As Brawlhalla scaled in playerbase and content, the development team had to work through unique challenges, both technical and in listening to a growing community. "Every time we went to a new platform, there were a whole series of unknown challenges, because the way the game works has to be identical on all platforms," says Sparkes. "We've had to shift over the years how we've handled production for that, but taking it one step at a time each way. It's a fun challenge."
"There also comes a challenge with community feedback, and making sure we're receiving the right kind of feedback and that we have all types of players represented," adds Dang. "We have people who play casually as well as competitively, and we want to listen to all their feedback, put something out there that has something for everyone, and make sure that anyone who's picking up the game, whether you're young, old, new, or pro, has something there for them."
One way the team balances meeting the needs and feedback of casual and competitive players is through Brawlhalla's updates. According to Sparkes, the team alternates between competitive and casual content.
"A concrete example is when we release new maps," Sparkes says. "You can see maps come in different categories and show up in different playlists based on the geometry of the map - there are a series of maps that are expressly for competitive play that are completely different than maps for casual play, like the free-for-all modes. So we alternate between the maps we're doing in the patches; it's rare we do five competitive maps in a row or five free-for-all maps in a row."
Now that Brawlhalla has reached 100 million lifetime players, the team is ecstatic, and is celebrating with a special in-game event and brand redesign, all designed with the players in mind.
"It's quite literally a celebration and very community focused; the content are things that players have requested for a long time. For example, during the event, we have a timed event mission where players can jump into the game, and if they win on a Legend, they unlock the black-and-purple color scheme for that Legend, which the community has been requesting for a really long time," says Dang. "There's a little bit of everything for everyone. I don't want to give away too much, but there's a sneak peek of something in the celebration for players who are keeping their eyes out. That's all I'm going to say."
Reflecting on eight years of Brawlhalla, Dang and Sparkes agree that community has been the cornerstone of the game, from the first player to the 100 millionth. "To our first player, I would say I'm so happy that you found us right at the beginning when we needed people, and thank you for helping shape where Brawlhalla went," says Sparkes. "We really did change a lot of ideas once we started having people who weren't us playing."
"We couldn't have reached literally 100 million players without our community," says Dang. "And to the 100 millionth player, I want to give them a warm welcome to Brawlhalla, and I hope you're making friends, enjoying the game, and having a fantastic time making lasting bonds that I feel like sometimes only a videogame can create."
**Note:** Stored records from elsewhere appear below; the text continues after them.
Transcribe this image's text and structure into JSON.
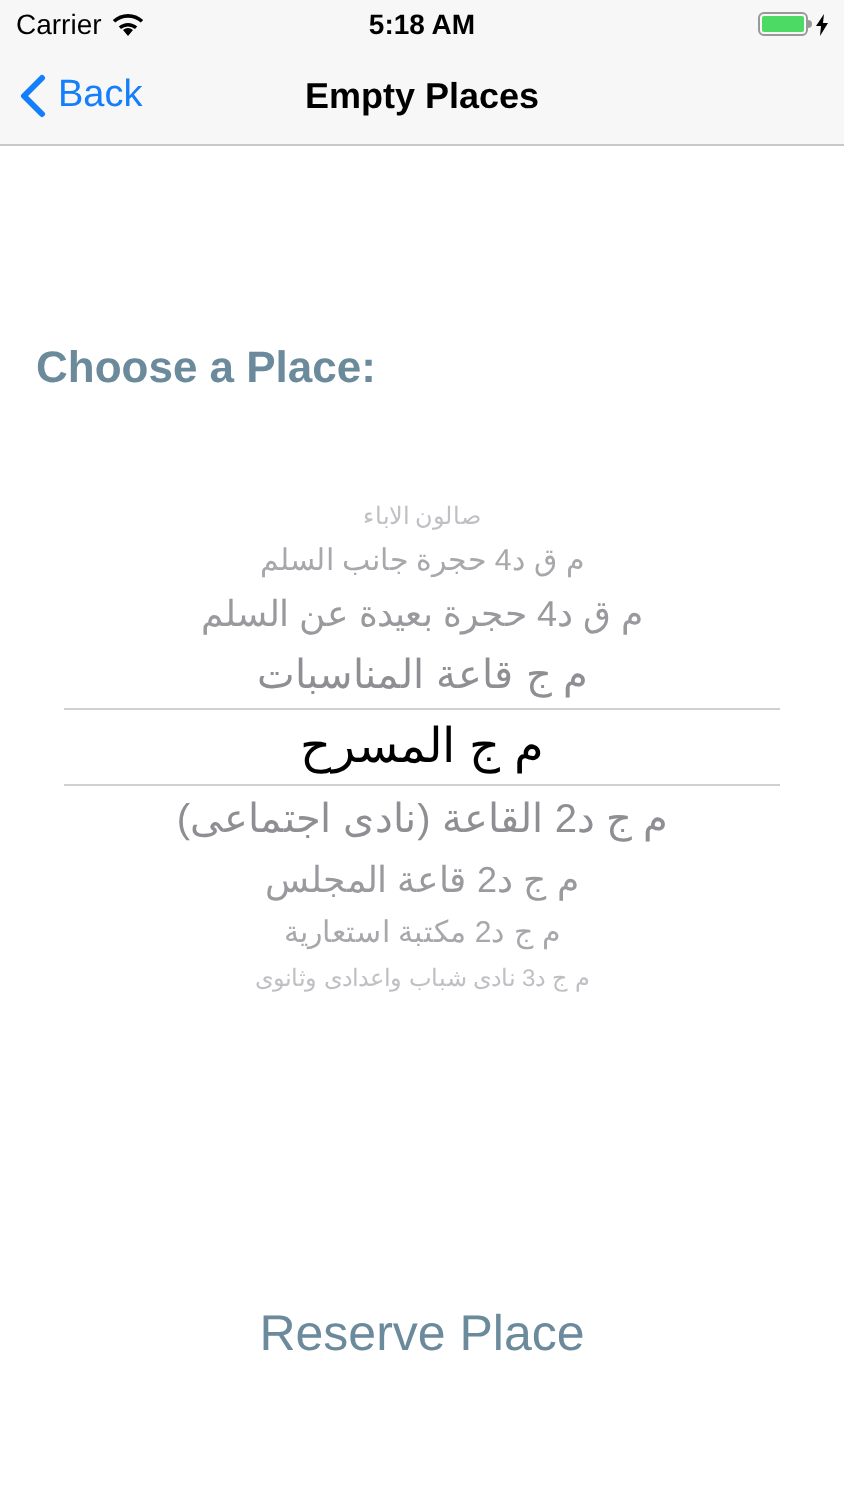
{
  "status_bar": {
    "carrier": "Carrier",
    "time": "5:18 AM"
  },
  "nav_bar": {
    "back": "Back",
    "title": "Empty Places"
  },
  "prompt": "Choose a Place:",
  "picker": {
    "items": [
      {
        "label": "صالون الاباء",
        "selected": false
      },
      {
        "label": "م ق د4 حجرة جانب السلم",
        "selected": false
      },
      {
        "label": "م ق د4 حجرة بعيدة عن السلم",
        "selected": false
      },
      {
        "label": "م ج قاعة المناسبات",
        "selected": false
      },
      {
        "label": "م ج المسرح",
        "selected": true
      },
      {
        "label": "م ج د2 القاعة (نادى اجتماعى)",
        "selected": false
      },
      {
        "label": "م ج د2 قاعة المجلس",
        "selected": false
      },
      {
        "label": "م ج د2 مكتبة استعارية",
        "selected": false
      },
      {
        "label": "م ج د3 نادى شباب واعدادى وثانوى",
        "selected": false
      }
    ]
  },
  "reserve_button": "Reserve Place"
}
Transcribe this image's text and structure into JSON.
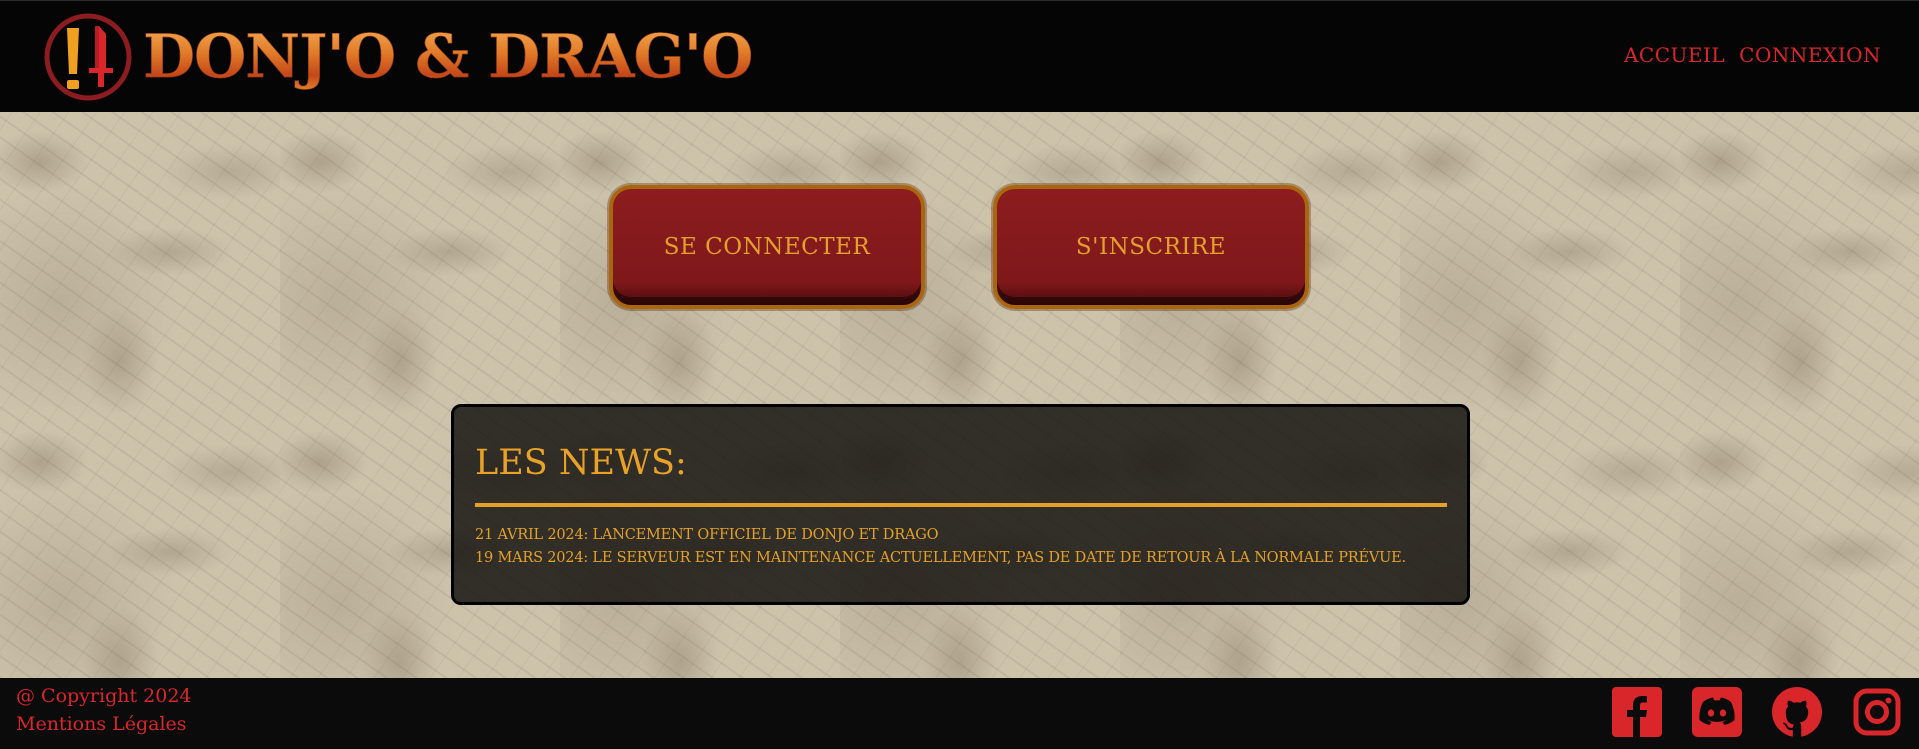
{
  "brand": {
    "name": "DONJ'O & DRAG'O",
    "logo_icon": "sword-shield-emblem-icon"
  },
  "nav": {
    "items": [
      {
        "label": "ACCUEIL"
      },
      {
        "label": "CONNEXION"
      }
    ]
  },
  "actions": {
    "login_label": "SE CONNECTER",
    "signup_label": "S'INSCRIRE"
  },
  "news": {
    "title": "LES NEWS:",
    "items": [
      {
        "text": "21 AVRIL 2024: LANCEMENT OFFICIEL DE DONJO ET DRAGO"
      },
      {
        "text": "19 MARS 2024: LE SERVEUR EST EN MAINTENANCE ACTUELLEMENT, PAS DE DATE DE RETOUR À LA NORMALE PRÉVUE."
      }
    ]
  },
  "footer": {
    "copyright": "@ Copyright 2024",
    "legal": "Mentions Légales",
    "socials": [
      "facebook-icon",
      "discord-icon",
      "github-icon",
      "instagram-icon"
    ]
  },
  "colors": {
    "accent_red": "#d9262b",
    "gold": "#e3a129",
    "button_red": "#7f181a",
    "header_bg": "#050505",
    "parchment": "#cdc3ab"
  }
}
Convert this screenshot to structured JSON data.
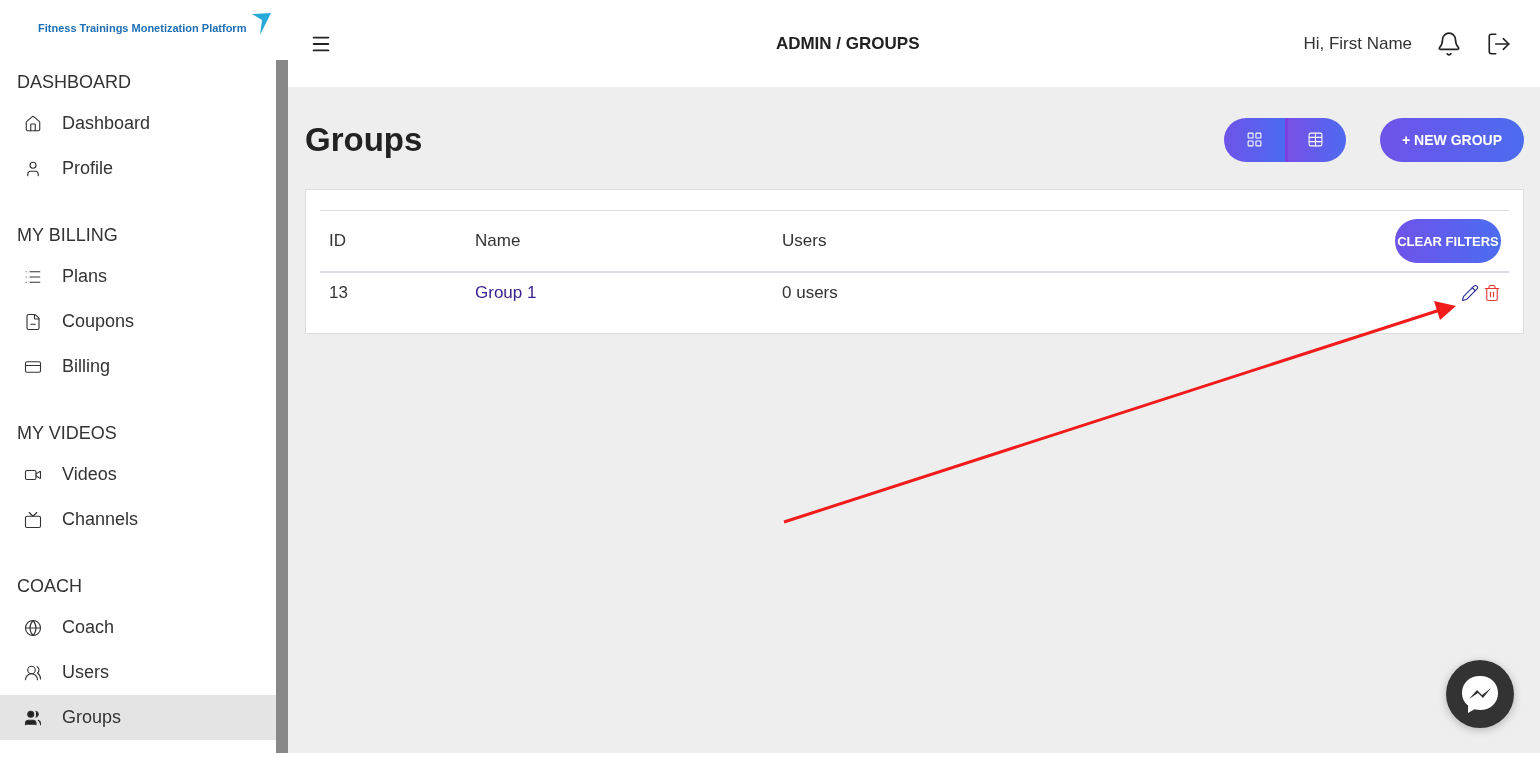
{
  "logo": {
    "text": "Fitness Trainings Monetization Platform"
  },
  "sidebar": {
    "sections": [
      {
        "title": "DASHBOARD",
        "items": [
          {
            "label": "Dashboard",
            "selected": false
          },
          {
            "label": "Profile",
            "selected": false
          }
        ]
      },
      {
        "title": "MY BILLING",
        "items": [
          {
            "label": "Plans",
            "selected": false
          },
          {
            "label": "Coupons",
            "selected": false
          },
          {
            "label": "Billing",
            "selected": false
          }
        ]
      },
      {
        "title": "MY VIDEOS",
        "items": [
          {
            "label": "Videos",
            "selected": false
          },
          {
            "label": "Channels",
            "selected": false
          }
        ]
      },
      {
        "title": "COACH",
        "items": [
          {
            "label": "Coach",
            "selected": false
          },
          {
            "label": "Users",
            "selected": false
          },
          {
            "label": "Groups",
            "selected": true
          }
        ]
      }
    ]
  },
  "header": {
    "title": "ADMIN / GROUPS",
    "greeting": "Hi, First Name"
  },
  "page": {
    "title": "Groups",
    "view_toggle": [
      {
        "kind": "grid",
        "selected": false
      },
      {
        "kind": "table",
        "selected": true
      }
    ],
    "new_button": "+ NEW GROUP"
  },
  "table": {
    "columns": [
      "ID",
      "Name",
      "Users"
    ],
    "clear_button": "CLEAR FILTERS",
    "rows": [
      {
        "id": "13",
        "name": "Group 1",
        "users": "0 users"
      }
    ]
  }
}
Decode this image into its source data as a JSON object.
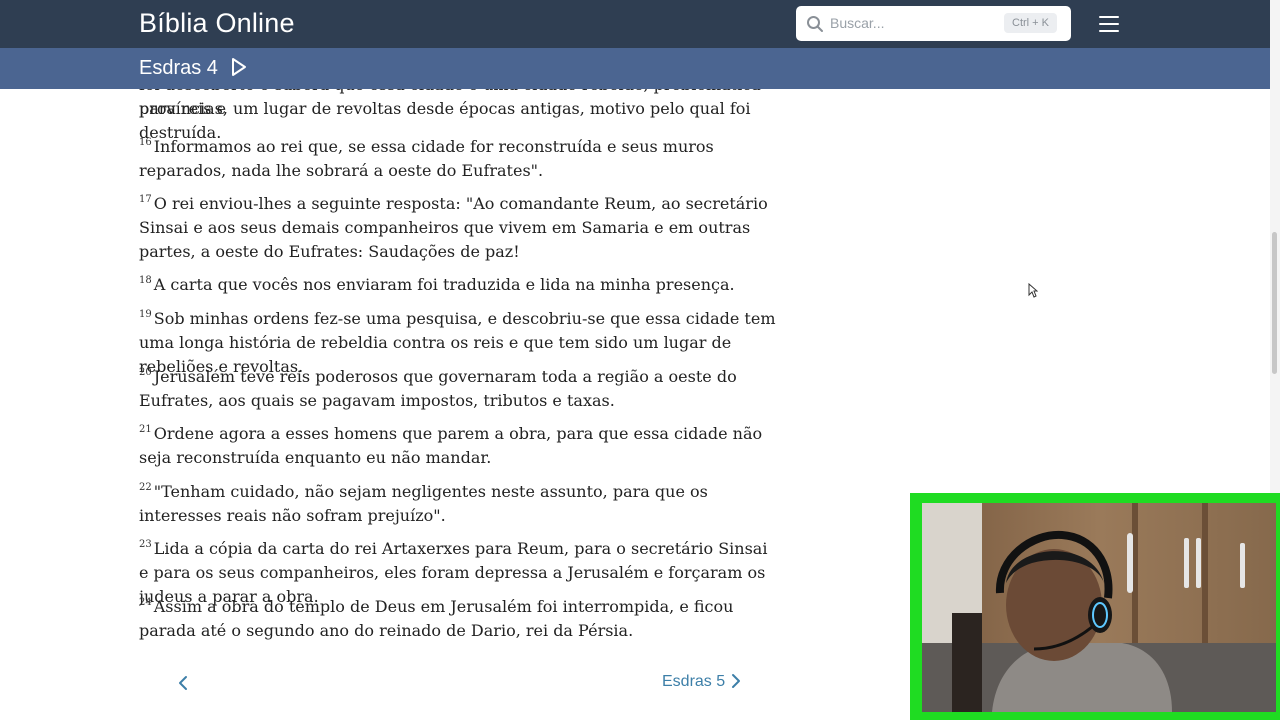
{
  "header": {
    "brand": "Bíblia Online",
    "search_placeholder": "Buscar...",
    "search_shortcut": "Ctrl + K"
  },
  "subheader": {
    "chapter": "Esdras 4"
  },
  "verses": [
    {
      "n": "",
      "text": "foi descoberto o saberá que essa cidade é uma cidade rebelde, problemática para reis e"
    },
    {
      "n": "",
      "text": "províncias, um lugar de revoltas desde épocas antigas, motivo pelo qual foi destruída."
    },
    {
      "n": "16",
      "text": "Informamos ao rei que, se essa cidade for reconstruída e seus muros reparados, nada lhe sobrará a oeste do Eufrates\"."
    },
    {
      "n": "17",
      "text": "O rei enviou-lhes a seguinte resposta: \"Ao comandante Reum, ao secretário Sinsai e aos seus demais companheiros que vivem em Samaria e em outras partes, a oeste do Eufrates: Saudações de paz!"
    },
    {
      "n": "18",
      "text": "A carta que vocês nos enviaram foi traduzida e lida na minha presença."
    },
    {
      "n": "19",
      "text": "Sob minhas ordens fez-se uma pesquisa, e descobriu-se que essa cidade tem uma longa história de rebeldia contra os reis e que tem sido um lugar de rebeliões e revoltas."
    },
    {
      "n": "20",
      "text": "Jerusalém teve reis poderosos que governaram toda a região a oeste do Eufrates, aos quais se pagavam impostos, tributos e taxas."
    },
    {
      "n": "21",
      "text": "Ordene agora a esses homens que parem a obra, para que essa cidade não seja reconstruída enquanto eu não mandar."
    },
    {
      "n": "22",
      "text": "\"Tenham cuidado, não sejam negligentes neste assunto, para que os interesses reais não sofram prejuízo\"."
    },
    {
      "n": "23",
      "text": "Lida a cópia da carta do rei Artaxerxes para Reum, para o secretário Sinsai e para os seus companheiros, eles foram depressa a Jerusalém e forçaram os judeus a parar a obra."
    },
    {
      "n": "24",
      "text": "Assim a obra do templo de Deus em Jerusalém foi interrompida, e ficou parada até o segundo ano do reinado de Dario, rei da Pérsia."
    }
  ],
  "nav": {
    "next_label": "Esdras 5"
  },
  "colors": {
    "header_bg": "#2f3e52",
    "subheader_bg": "#4b6591",
    "link": "#3d7fa8",
    "webcam_border": "#1fdc22"
  }
}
Dive into Brawlhalla's 100 Million Brawlers celebration event today on Xbox Series X|S, Xbox One, PS5, PS4, Switch, PC via Ubisoft Connect, the Epic Games Store or Steam, and iOS and Android. You can learn more about the game and its team, like the Avatar: The Last Airbender Epic Crossover or the Women of Ubisoft's highlight on Uyen-Anh, and stay tuned to Ubisoft News for more updates.